"We can't play on the death for four seasons," Crawford explained in an interview with Assignment X. "I think [Riggs] doesn't know what the future holds." Though he went on to explain that the show would be "planting little seeds" as to the character's future, the season finale ended with a cliffhanger that had him shot in the chest by his half-brother Garrett. With Riggs' revenge plot wrapped up and his life hanging in the balance, writing Crawford out of the show likely doesn't present Lethal Weapon's writers with much of a challenge. 

Change is in the air

The early weeks of summer are traditionally when television networks announce their plans to cancel or renew their current slate of programs, but May of 2018 brought the slaughter even faster and more furious than usual. The list of shows not returning to the Fox network in the fall of 2018 (due either to cancellation or to already announced finales) includes six series. Fox had a particular drama on their hands when they announced the cancellation of fan favorite comedy Brooklyn Nine-Nine, spurring an online backlash so loud that NBC swooped in to pick up the show for a sixth season the very next day.

With so many shows falling off of their schedule already, Fox was likely eager to do whatever it took to hang on to Lethal Weapon, which continued to earn decent ratings. Though the network clarified that the decision to replace Crawford was made by Warner Bros., it was one they supported. With his on-set behavior grabbing problematic headlines, it's unsurprising that Warner, Fox, and the crew saw replacing their star as a better option than risking the show's well-being by keeping him around. Keeping Weapon afloat with ever-popular American Pie star Seann William Scott, announced to be stepping in alongside Wayans as an all-new character, looked like a safe (and bankable) bet.

He'll be just fine

Firing a star who has already become known for their temper might seem like a damning prospect. Behind-the-scenes drama hitting the ever-present online entertainment press could potentially damage the reputation of a series and its creators. The perceived betrayal of a cast member might anger fans or endanger their loyalty. But the Lethal Weapon creative team bet on Clayne Crawford's dismissal being the right choice for everyone, and that bet quickly appeared to pay off.

Perhaps mindful of his growing reputation for tension, Crawford put on a pleasant, if slightly snarky, front in the wake of his firing. As news first broke that Fox was searching for a replacement, he took to Twitter to share a playfully shrugging selfie captioned simply, "Hmmmmmm?" He followed this with a separate tweet reading, "Wait, wait, wait......you can't fire me on my day off!"

A more solemn Instagram post followed, in which Crawford expressed sincere thanks to the fans and congratulations to the cast and crew on the show's renewal.

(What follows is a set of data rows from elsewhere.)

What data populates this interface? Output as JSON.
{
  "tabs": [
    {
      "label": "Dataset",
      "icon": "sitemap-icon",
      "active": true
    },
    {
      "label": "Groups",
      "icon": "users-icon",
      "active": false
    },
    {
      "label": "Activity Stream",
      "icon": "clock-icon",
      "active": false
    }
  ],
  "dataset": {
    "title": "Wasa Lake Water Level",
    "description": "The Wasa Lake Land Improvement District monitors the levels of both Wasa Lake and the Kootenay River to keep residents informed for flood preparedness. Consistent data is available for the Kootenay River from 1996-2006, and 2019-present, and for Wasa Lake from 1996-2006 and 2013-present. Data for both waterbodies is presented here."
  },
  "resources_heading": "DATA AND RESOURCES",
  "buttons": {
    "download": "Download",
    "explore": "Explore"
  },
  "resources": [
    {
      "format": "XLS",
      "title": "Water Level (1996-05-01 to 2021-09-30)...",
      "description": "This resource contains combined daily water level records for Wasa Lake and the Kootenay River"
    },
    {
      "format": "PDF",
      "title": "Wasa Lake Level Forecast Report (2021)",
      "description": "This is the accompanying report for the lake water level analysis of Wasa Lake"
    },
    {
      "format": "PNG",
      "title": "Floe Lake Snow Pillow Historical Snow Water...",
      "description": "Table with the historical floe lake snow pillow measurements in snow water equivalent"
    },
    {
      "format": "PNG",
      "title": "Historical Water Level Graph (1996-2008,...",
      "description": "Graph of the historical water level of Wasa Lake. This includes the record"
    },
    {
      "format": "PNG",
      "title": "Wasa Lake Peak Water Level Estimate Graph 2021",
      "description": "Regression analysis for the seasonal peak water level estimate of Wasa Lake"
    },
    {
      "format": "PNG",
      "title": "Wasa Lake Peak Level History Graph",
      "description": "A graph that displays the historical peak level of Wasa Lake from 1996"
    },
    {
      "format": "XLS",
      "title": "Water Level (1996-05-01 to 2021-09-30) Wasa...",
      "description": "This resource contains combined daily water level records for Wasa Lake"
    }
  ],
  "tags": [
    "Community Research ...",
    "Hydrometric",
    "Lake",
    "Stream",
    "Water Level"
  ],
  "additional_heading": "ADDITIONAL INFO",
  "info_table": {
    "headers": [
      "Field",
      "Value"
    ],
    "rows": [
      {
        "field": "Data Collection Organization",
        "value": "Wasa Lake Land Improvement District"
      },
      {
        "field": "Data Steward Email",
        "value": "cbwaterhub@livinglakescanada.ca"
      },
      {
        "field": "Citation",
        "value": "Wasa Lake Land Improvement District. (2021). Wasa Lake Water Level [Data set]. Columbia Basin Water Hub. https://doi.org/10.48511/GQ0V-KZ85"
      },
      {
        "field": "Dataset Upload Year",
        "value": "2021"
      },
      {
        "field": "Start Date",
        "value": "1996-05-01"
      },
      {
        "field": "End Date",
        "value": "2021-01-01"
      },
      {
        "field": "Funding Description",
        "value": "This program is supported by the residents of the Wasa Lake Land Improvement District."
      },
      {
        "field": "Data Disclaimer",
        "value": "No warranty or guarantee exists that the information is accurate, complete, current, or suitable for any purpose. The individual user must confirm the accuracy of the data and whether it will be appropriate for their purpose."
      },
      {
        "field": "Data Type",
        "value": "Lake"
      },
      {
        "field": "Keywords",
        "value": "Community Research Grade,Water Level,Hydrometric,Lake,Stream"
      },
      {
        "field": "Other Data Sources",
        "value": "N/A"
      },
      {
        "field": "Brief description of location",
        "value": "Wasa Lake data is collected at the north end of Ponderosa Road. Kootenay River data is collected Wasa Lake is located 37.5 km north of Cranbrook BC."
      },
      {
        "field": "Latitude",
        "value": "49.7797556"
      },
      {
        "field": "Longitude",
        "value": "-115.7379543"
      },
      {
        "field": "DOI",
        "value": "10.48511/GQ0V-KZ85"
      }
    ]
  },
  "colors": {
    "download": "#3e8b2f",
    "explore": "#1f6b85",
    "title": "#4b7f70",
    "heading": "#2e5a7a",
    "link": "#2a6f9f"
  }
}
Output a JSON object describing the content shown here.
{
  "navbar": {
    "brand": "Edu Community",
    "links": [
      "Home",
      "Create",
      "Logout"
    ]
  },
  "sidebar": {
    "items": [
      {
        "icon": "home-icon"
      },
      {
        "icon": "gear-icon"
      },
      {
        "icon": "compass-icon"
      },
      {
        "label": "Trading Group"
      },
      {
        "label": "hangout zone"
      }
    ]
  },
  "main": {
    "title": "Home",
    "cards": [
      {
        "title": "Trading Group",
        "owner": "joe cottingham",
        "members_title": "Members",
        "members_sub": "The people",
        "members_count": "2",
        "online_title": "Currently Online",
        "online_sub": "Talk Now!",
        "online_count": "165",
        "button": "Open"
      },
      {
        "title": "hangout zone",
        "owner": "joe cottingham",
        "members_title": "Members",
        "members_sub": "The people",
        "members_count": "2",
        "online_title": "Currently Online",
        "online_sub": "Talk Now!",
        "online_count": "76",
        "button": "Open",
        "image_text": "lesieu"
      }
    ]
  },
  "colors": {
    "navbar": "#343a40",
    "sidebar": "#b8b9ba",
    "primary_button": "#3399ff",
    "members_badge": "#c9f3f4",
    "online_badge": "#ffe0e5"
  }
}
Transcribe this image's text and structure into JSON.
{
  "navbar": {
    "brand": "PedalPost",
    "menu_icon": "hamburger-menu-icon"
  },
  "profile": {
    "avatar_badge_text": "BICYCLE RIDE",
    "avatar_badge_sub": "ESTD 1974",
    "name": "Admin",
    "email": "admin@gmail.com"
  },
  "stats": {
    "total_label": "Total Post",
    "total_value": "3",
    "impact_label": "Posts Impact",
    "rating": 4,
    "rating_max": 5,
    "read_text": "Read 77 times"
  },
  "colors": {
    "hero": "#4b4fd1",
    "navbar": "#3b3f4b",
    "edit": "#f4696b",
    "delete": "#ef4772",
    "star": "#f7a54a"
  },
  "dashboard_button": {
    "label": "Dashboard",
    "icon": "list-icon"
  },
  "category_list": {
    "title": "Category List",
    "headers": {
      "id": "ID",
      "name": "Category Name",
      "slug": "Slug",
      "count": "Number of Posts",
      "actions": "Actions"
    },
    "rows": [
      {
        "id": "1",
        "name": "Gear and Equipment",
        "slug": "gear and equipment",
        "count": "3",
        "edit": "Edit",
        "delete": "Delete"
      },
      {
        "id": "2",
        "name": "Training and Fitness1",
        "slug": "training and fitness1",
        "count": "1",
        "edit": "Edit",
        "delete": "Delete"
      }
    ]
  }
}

Whether or not he keeps up such high spirits behind closed doors remains to be seen, but a fresh start and a clean break are likely welcome regardless. It seems possible that Lethal Weapon's days of drama — at least the kind behind the camera — may well be over.